*** Opening PROVIDED RECORDS ***

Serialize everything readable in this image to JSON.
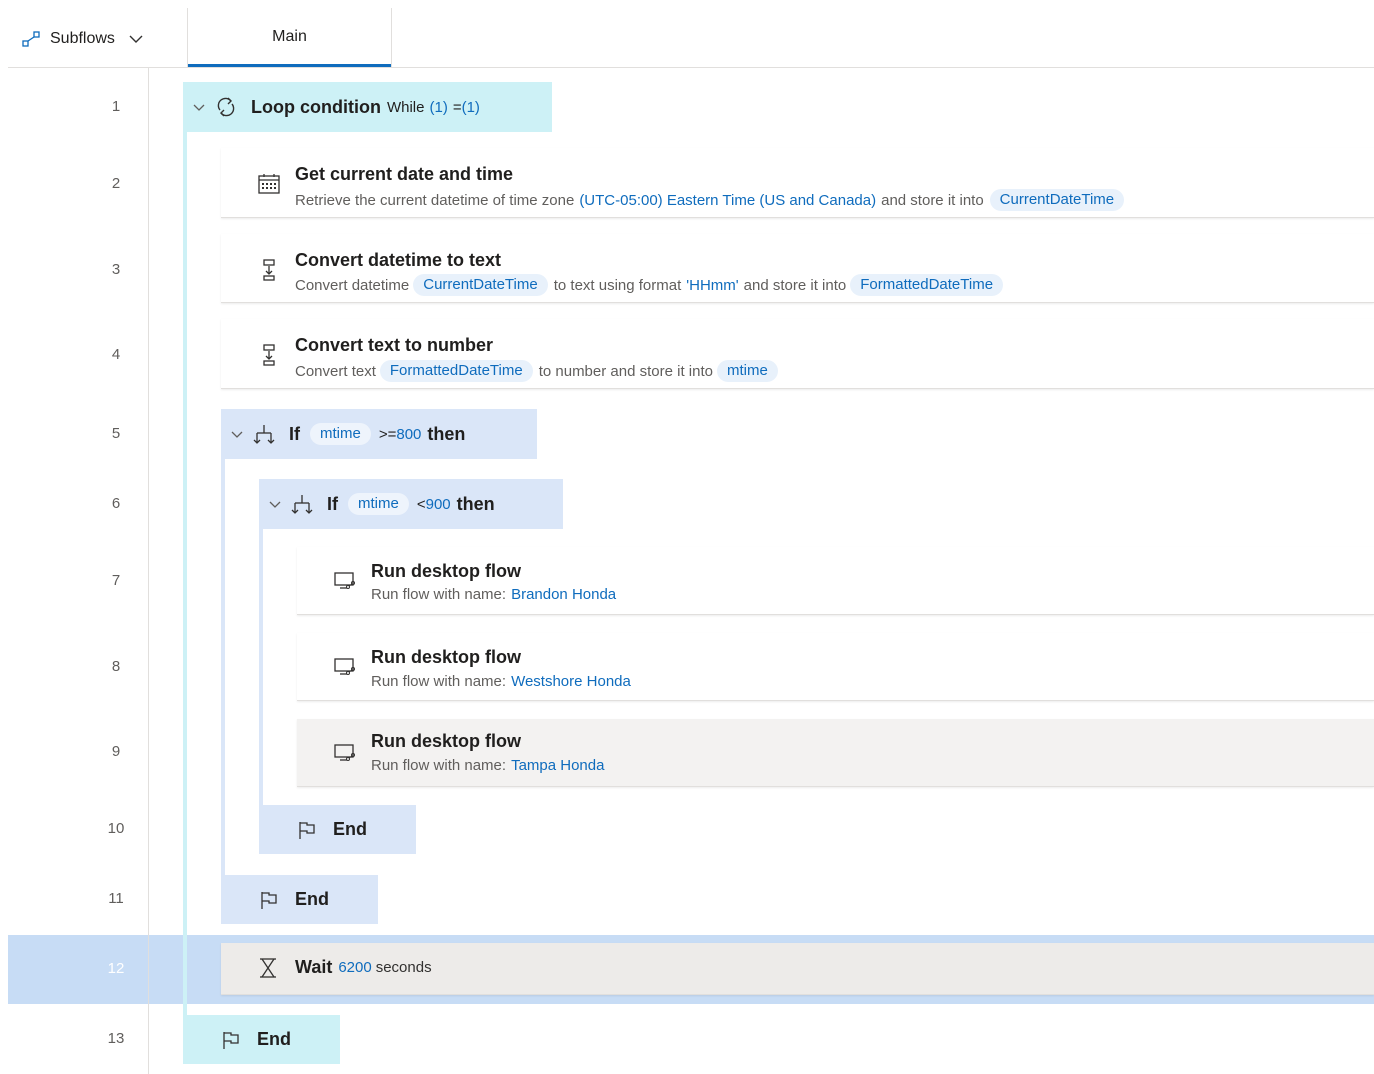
{
  "tabs": {
    "subflows_label": "Subflows",
    "main_label": "Main"
  },
  "line_numbers": [
    "1",
    "2",
    "3",
    "4",
    "5",
    "6",
    "7",
    "8",
    "9",
    "10",
    "11",
    "12",
    "13"
  ],
  "steps": {
    "loop": {
      "title": "Loop condition",
      "while_word": "While",
      "lhs": "(1)",
      "op": "=",
      "rhs": "(1)"
    },
    "get_date": {
      "title": "Get current date and time",
      "desc_prefix": "Retrieve the current datetime of time zone",
      "timezone": "(UTC-05:00) Eastern Time (US and Canada)",
      "desc_mid": "and store it into",
      "var": "CurrentDateTime"
    },
    "dt_to_text": {
      "title": "Convert datetime to text",
      "desc_prefix": "Convert datetime",
      "var_in": "CurrentDateTime",
      "desc_mid": "to text using format",
      "format": "'HHmm'",
      "desc_mid2": "and store it into",
      "var_out": "FormattedDateTime"
    },
    "text_to_num": {
      "title": "Convert text to number",
      "desc_prefix": "Convert text",
      "var_in": "FormattedDateTime",
      "desc_mid": "to number and store it into",
      "var_out": "mtime"
    },
    "if1": {
      "if_word": "If",
      "var": "mtime",
      "op": ">=",
      "value": "800",
      "then_word": "then"
    },
    "if2": {
      "if_word": "If",
      "var": "mtime",
      "op": "<",
      "value": "900",
      "then_word": "then"
    },
    "run1": {
      "title": "Run desktop flow",
      "desc_prefix": "Run flow with name:",
      "flow": "Brandon Honda"
    },
    "run2": {
      "title": "Run desktop flow",
      "desc_prefix": "Run flow with name:",
      "flow": "Westshore Honda"
    },
    "run3": {
      "title": "Run desktop flow",
      "desc_prefix": "Run flow with name:",
      "flow": "Tampa Honda"
    },
    "end_inner": "End",
    "end_outer": "End",
    "wait": {
      "word": "Wait",
      "value": "6200",
      "unit": "seconds"
    },
    "end_loop": "End"
  },
  "colors": {
    "accent": "#0f6cbd",
    "loop_bg": "#cdf1f6",
    "if_bg": "#dae6f8",
    "selected_row": "#c7dcf5"
  }
}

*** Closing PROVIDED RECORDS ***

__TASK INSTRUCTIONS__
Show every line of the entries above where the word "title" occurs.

__OUTPUT BELOW__
      "title": "Loop condition",
      "title": "Get current date and time",
      "title": "Convert datetime to text",
      "title": "Convert text to number",
      "title": "Run desktop flow",
      "title": "Run desktop flow",
      "title": "Run desktop flow",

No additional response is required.